Those of my readers who are lucky enough to deal with kids on a regular basis probably saw Despicable Me, and might remember how one of Gru’s little minions reacted to a child blaming it for making a mess. Well, that was my reaction when I saw that Ray Kurzweil was named one of the 25 most influential atheists alive by the editors of SuperScholar. Quite a few of their choices are very hard to dispute. Dawkins? I’m not a fan of how he’s been made out to be “the atheist messiah” in the media, but yes, he’s immensely influential. Harris, Hitchens, and PZ Myers? Yes, yes, and absolutely yes. But the Singularitarian prophet obsessed with finding the key to immortality in the digital realm and whose primary occupation today is trying to predict the tech world’s future, often incorrectly? Again, I refer you to the minion for my thoughts on the matter. I really would think that SuperScholar’s own description of the man would make them think twice about this idea.
Author, inventor, entrepreneur, and transhumanist, Ray Kurzweil sees technology as fulfilling all aspirations previously ascribed to religion, including immortality. He argues that computing will soon outstrip humans’ cognitive capacities, at which point humanity will upload itself onto a new, indestructible digital medium (an atheist version/vision of “resurrection”).

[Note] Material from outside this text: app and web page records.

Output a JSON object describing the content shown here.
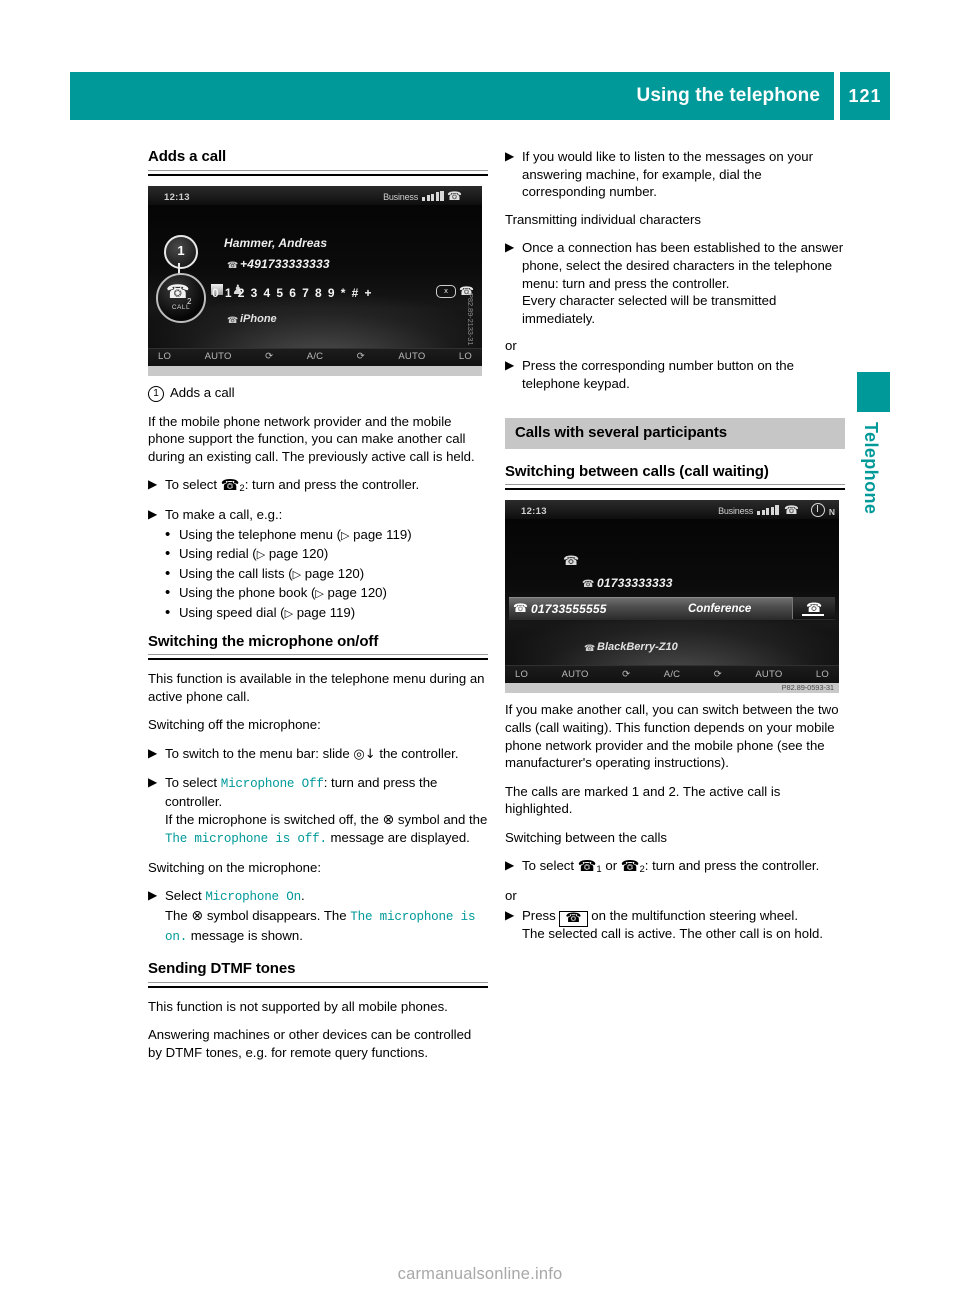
{
  "header": {
    "title": "Using the telephone",
    "page_number": "121"
  },
  "side_tab": {
    "label": "Telephone"
  },
  "watermark": "carmanualsonline.info",
  "left_column": {
    "section1": {
      "heading": "Adds a call",
      "figure": {
        "time": "12:13",
        "carrier": "Business",
        "contact_name": "Hammer, Andreas",
        "contact_number": "+491733333333",
        "keypad_keys": [
          "0",
          "1",
          "2",
          "3",
          "4",
          "5",
          "6",
          "7",
          "8",
          "9",
          "*",
          "#",
          "+"
        ],
        "delete_key": "x",
        "device_label": "iPhone",
        "climate": [
          "LO",
          "AUTO",
          "A/C",
          "AUTO",
          "LO"
        ],
        "code": "P82.89-2133-31"
      },
      "legend_number": "1",
      "legend_text": "Adds a call",
      "para1": "If the mobile phone network provider and the mobile phone support the function, you can make another call during an existing call. The previously active call is held.",
      "step1_pre": "To select",
      "step1_post": ": turn and press the controller.",
      "step2": "To make a call, e.g.:",
      "bullets": [
        "Using the telephone menu (",
        "Using redial (",
        "Using the call lists (",
        "Using the phone book (",
        "Using speed dial ("
      ],
      "bullet_items": [
        {
          "text": "Using the telephone menu",
          "ref": "page 119"
        },
        {
          "text": "Using redial",
          "ref": "page 120"
        },
        {
          "text": "Using the call lists",
          "ref": "page 120"
        },
        {
          "text": "Using the phone book",
          "ref": "page 120"
        },
        {
          "text": "Using speed dial",
          "ref": "page 119"
        }
      ]
    },
    "section2": {
      "heading": "Switching the microphone on/off",
      "para1": "This function is available in the telephone menu during an active phone call.",
      "para2": "Switching off the microphone:",
      "step1_pre": "To switch to the menu bar: slide",
      "step1_post": "the controller.",
      "step2_pre": "To select",
      "step2_ui": "Microphone Off",
      "step2_mid": ": turn and press the controller.",
      "step2_line2_pre": "If the microphone is switched off, the",
      "step2_line2_mid": "symbol and the",
      "step2_line2_ui": "The microphone is off.",
      "step2_line2_post": "message are displayed.",
      "para3": "Switching on the microphone:",
      "step3_pre": "Select",
      "step3_ui": "Microphone On",
      "step3_post": ".",
      "step3_line2_pre": "The",
      "step3_line2_mid": "symbol disappears. The",
      "step3_line2_ui": "The microphone is on.",
      "step3_line2_post": "message is shown."
    },
    "section3": {
      "heading": "Sending DTMF tones",
      "para1": "This function is not supported by all mobile phones.",
      "para2": "Answering machines or other devices can be controlled by DTMF tones, e.g. for remote query functions."
    }
  },
  "right_column": {
    "step_top": "If you would like to listen to the messages on your answering machine, for example, dial the corresponding number.",
    "subheading1": "Transmitting individual characters",
    "step_chars_line1": "Once a connection has been established to the answer phone, select the desired characters in the telephone menu: turn and press the controller.",
    "step_chars_line2": "Every character selected will be transmitted immediately.",
    "or1": "or",
    "step_keypad": "Press the corresponding number button on the telephone keypad.",
    "banner": "Calls with several participants",
    "subheading2": "Switching between calls (call waiting)",
    "figure": {
      "time": "12:13",
      "carrier": "Business",
      "status_letter": "N",
      "held_number": "01733333333",
      "active_number": "01733555555",
      "conference_label": "Conference",
      "device_label": "BlackBerry-Z10",
      "climate": [
        "LO",
        "AUTO",
        "A/C",
        "AUTO",
        "LO"
      ],
      "code": "P82.89-0593-31"
    },
    "para1": "If you make another call, you can switch between the two calls (call waiting). This function depends on your mobile phone network provider and the mobile phone (see the manufacturer's operating instructions).",
    "para2": "The calls are marked 1 and 2. The active call is highlighted.",
    "para3": "Switching between the calls",
    "step_select_pre": "To select",
    "step_select_or": "or",
    "step_select_post": ": turn and press the controller.",
    "or2": "or",
    "step_press_pre": "Press",
    "step_press_post": "on the multifunction steering wheel.",
    "step_press_line2": "The selected call is active. The other call is on hold."
  },
  "colors": {
    "teal": "#009999",
    "banner_gray": "#c6c6c6"
  }
}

I’d like you to focus in on that whole machines fulfilling all religious aspirations thing. See any red flags? Hold on, let me help. Ray is substituting miracles and the afterlife for mysterious future technology and putting his faith on the idea that technology will exponentially advance until he transcends his flesh. He’s an atheist in the same sense as a polytheist would be to a monotheist or a dedicated UFOlogist would be a to an astronomer working at SETI. Far from doing away with religion, Ray simply adopted technology as his savior, so much so that prominent transhumanists are starting to politely cough and say that there are other people who should be getting more attention than Kurzweil and putting the smackdown on Kurzweil’s loyal disciples. And this is our 21st most influential atheist in the world? A man who expects miraculous technology to descend to him when he’s on his deathbed and grant him eternal life through the power of Moore’s Law? Are you kidding me or are the editors at SuperScholar unable to read all the religious metaphors and references they had to use in his two sentence bio to explain his worldview and what he advocates?

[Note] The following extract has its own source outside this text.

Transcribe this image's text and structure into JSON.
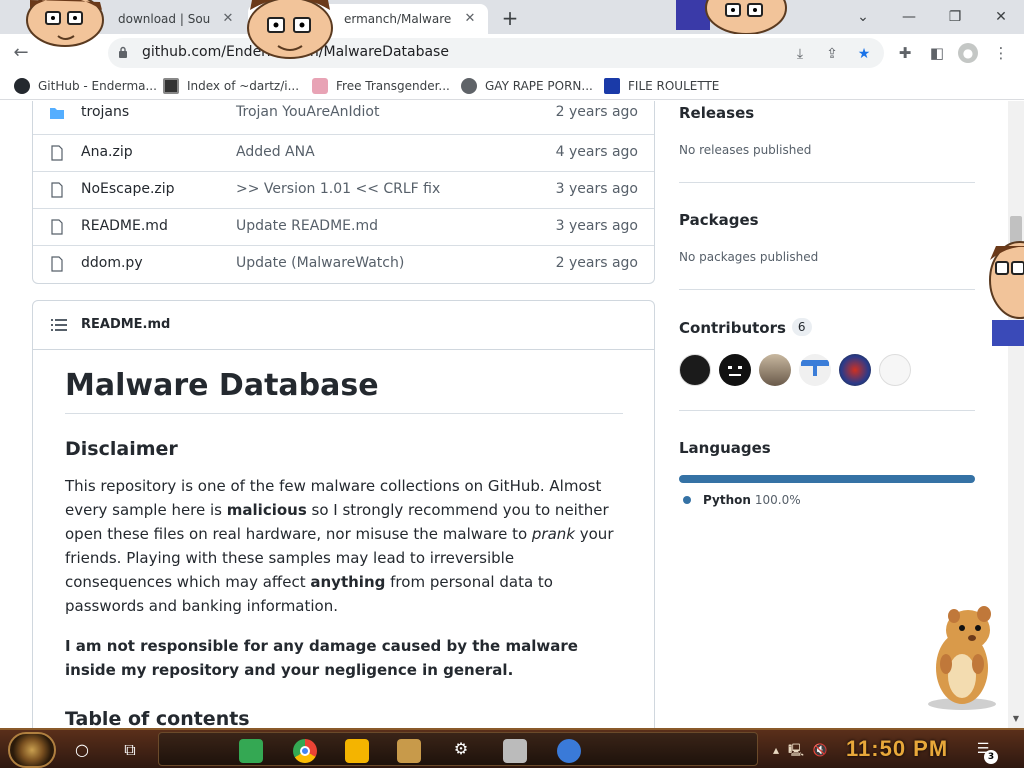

Honestly, Ray’s influence is in the tech world and even then, it only seems to appeal to Silicon Valley big shot financers and CEOs who are really good at talking a big game but are so woefully self-absorbed they seem unable to understand where computer science is actually going, thinking that the Next Big Thing will rotate around them. The only connection I’ve seen between Kurzweil and atheism was made by Craig James and it was made erroneously, since he basically used Ray’s techno-utopianism to fantasize about how religion will simply vanish when humans are immortal because it would have nothing to offer. SuperScholar seems to be committing the same mistake, thinking that just because someone isn’t mentioning a deity when predicting a whole lot of amazing things that suddenly makes him an atheist and that what makes him an influential one is a following he gathered from promising his followers how they too will one day enjoy eternal life thanks to the transformative power of technology. Today’s efforts in the kinds of radical life extension Kurzweil says are just a few steps away from mind uploading are much more likely to kill you than free you of your flesh but his fans still follow his techno-gospel because he’s basically promising them eternal life by 2045.